by Marcie Cohen Ferris
University of North Carolina Press, 327 pp., $29.95Southern identity centers on the traditions of cooking and, coincidentally, so does Jewish culture. So how were Southern Jews to exist without isolating themselves in a world where pork barbecue and crawfish étoufée were such strong regional traditions? Matzoh Ball Gumbo explores the fusion of the two cultures, and Marcie Cohen Ferris traces the story of the Jewish immigrants in the South from larger urban centers like Savannah and Atlanta to more rural areas like the Mississippi Delta. The book is more American-Jewish history than cookbook, but it tells a fascinating story of immigration, acculturation, and assimilation: a pattern found in every ethnic and cultural group that make up this country.
Traditional Jewish dietary laws forbid many of the staples of Southern cuisine, but in the 19th-century world of slave culture and Jim Crow, Jews in the South struggled with the stigma of being outsiders.

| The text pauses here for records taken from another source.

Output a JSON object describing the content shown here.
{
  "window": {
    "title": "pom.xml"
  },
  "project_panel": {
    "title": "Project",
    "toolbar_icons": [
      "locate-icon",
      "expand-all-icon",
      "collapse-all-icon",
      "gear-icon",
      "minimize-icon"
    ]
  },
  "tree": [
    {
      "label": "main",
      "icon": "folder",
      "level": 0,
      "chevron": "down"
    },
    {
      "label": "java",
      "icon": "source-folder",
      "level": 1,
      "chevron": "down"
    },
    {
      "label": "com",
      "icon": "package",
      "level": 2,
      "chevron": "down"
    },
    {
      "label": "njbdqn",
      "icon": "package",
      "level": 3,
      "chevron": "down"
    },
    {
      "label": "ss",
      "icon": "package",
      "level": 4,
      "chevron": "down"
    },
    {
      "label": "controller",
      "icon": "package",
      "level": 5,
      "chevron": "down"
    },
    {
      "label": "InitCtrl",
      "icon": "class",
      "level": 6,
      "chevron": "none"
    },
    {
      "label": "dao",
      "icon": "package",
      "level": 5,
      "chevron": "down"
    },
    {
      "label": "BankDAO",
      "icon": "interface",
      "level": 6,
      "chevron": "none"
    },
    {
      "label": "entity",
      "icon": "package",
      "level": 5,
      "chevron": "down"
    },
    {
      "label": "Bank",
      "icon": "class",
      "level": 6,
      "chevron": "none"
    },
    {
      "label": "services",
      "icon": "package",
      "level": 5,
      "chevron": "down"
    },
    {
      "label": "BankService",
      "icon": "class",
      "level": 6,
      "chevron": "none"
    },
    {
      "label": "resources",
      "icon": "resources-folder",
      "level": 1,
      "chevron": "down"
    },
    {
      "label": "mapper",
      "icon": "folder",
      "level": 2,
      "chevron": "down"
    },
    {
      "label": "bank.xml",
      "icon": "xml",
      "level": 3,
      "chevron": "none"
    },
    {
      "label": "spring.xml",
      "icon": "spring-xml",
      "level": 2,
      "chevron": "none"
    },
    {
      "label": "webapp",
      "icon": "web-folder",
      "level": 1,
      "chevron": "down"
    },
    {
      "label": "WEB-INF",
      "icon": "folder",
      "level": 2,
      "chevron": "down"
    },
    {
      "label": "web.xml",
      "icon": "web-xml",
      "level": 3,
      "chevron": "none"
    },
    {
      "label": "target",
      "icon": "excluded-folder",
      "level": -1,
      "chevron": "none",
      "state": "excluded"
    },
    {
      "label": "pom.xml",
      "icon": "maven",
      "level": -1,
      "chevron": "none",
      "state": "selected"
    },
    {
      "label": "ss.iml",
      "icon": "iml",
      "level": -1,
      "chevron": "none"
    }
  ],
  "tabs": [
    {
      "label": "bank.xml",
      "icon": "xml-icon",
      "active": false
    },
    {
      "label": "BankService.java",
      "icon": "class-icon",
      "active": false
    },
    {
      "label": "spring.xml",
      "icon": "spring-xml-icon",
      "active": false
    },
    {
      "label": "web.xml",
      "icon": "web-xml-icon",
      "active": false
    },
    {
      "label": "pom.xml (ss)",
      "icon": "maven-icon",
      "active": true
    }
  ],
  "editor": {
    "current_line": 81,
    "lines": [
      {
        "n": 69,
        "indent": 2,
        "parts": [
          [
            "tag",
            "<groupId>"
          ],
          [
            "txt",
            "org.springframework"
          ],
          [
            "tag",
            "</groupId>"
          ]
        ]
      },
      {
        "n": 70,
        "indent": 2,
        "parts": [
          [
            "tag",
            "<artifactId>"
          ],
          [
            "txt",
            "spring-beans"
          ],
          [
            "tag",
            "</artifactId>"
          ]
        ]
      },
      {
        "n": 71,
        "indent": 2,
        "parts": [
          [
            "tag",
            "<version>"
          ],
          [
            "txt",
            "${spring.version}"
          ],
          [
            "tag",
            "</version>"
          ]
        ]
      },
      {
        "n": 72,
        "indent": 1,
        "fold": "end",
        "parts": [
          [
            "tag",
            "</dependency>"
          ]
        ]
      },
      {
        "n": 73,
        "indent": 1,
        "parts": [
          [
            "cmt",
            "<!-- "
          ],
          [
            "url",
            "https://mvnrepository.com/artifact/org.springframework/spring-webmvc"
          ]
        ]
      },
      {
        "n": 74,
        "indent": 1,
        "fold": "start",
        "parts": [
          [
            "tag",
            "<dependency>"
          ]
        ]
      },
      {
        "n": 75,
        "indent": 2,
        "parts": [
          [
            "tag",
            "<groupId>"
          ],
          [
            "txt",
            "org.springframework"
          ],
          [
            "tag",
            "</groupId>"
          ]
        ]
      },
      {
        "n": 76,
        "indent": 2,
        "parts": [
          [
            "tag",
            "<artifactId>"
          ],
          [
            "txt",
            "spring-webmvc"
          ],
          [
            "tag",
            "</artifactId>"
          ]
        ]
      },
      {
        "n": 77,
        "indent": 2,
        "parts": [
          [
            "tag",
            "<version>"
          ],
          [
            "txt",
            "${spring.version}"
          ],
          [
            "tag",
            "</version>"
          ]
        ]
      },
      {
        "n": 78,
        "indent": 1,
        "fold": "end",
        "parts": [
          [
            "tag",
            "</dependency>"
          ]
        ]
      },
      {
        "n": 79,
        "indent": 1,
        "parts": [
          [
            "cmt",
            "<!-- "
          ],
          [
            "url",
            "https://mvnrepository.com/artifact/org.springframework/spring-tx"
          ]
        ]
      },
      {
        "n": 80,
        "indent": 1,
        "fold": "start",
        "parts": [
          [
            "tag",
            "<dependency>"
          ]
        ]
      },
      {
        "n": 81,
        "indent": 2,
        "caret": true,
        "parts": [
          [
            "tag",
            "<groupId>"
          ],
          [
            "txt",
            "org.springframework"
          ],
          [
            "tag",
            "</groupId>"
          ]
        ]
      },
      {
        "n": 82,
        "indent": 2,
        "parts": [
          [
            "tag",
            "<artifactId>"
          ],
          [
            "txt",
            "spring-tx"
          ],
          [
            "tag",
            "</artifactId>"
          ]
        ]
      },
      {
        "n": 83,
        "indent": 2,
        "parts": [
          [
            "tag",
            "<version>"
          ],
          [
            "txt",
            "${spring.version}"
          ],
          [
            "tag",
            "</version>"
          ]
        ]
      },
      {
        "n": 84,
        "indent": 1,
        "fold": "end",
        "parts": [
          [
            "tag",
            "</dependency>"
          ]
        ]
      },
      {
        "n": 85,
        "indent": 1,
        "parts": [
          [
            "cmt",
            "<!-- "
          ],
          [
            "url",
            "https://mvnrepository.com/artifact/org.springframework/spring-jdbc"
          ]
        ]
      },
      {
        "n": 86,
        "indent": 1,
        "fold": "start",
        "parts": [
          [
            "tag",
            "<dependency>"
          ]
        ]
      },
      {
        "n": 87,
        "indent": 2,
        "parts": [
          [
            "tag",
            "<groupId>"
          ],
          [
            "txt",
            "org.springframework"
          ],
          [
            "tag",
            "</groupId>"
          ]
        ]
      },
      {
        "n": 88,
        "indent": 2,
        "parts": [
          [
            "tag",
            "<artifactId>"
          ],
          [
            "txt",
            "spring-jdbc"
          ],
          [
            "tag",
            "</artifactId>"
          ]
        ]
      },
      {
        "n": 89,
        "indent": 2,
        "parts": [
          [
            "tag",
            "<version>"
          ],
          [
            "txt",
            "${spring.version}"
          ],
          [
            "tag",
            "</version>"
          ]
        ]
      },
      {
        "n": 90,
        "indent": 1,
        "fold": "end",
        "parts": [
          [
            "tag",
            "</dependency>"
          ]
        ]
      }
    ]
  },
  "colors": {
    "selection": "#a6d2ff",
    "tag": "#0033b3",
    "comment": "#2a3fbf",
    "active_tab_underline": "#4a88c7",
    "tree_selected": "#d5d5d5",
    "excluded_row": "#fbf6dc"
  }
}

The solution was to blend the two cuisines and eventually bend the rules with concepts like "kosher-style." This allowed budding Jewish congregations in Southern towns to throw shrimp-boil fundraisers and join friends at Corky's BBQ. Ferris also explores the role of African-Americans in the Jewish cooking traditions, because they often worked as cooks in synagogues and homes. Their relationship with Jewish families and communities influenced cooking methods and ingredients. Understandably, many of those African-American domestic workers took recipes for chopped liver and stewed meats home with them at the end of the day. (Two African-American cooks at a Jewish summer camp in Utica, Miss., make the best noodle kugel I've ever tasted. It was a pleasant surprise to find the camp described in the book.)
Southern Judaism evolved through its cooking traditions, creating a new culture. Those who grew up as Jews in the South, whether in large or small populations, have a strong identity not just as Jews or Southerners, but as Southern Jews. Recipes such as Mimah's Cheescake, Mississippi Macaroons, and Creole Matzoh Balls, combined with photos and Ferris' accounts of individuals' family memories, define an experience that many have never been able to put into words. Matzoh Ball Gumbo is a book to savor and to share.
Copyright © 2006 Austin Chronicle Corporation. All rights reserved.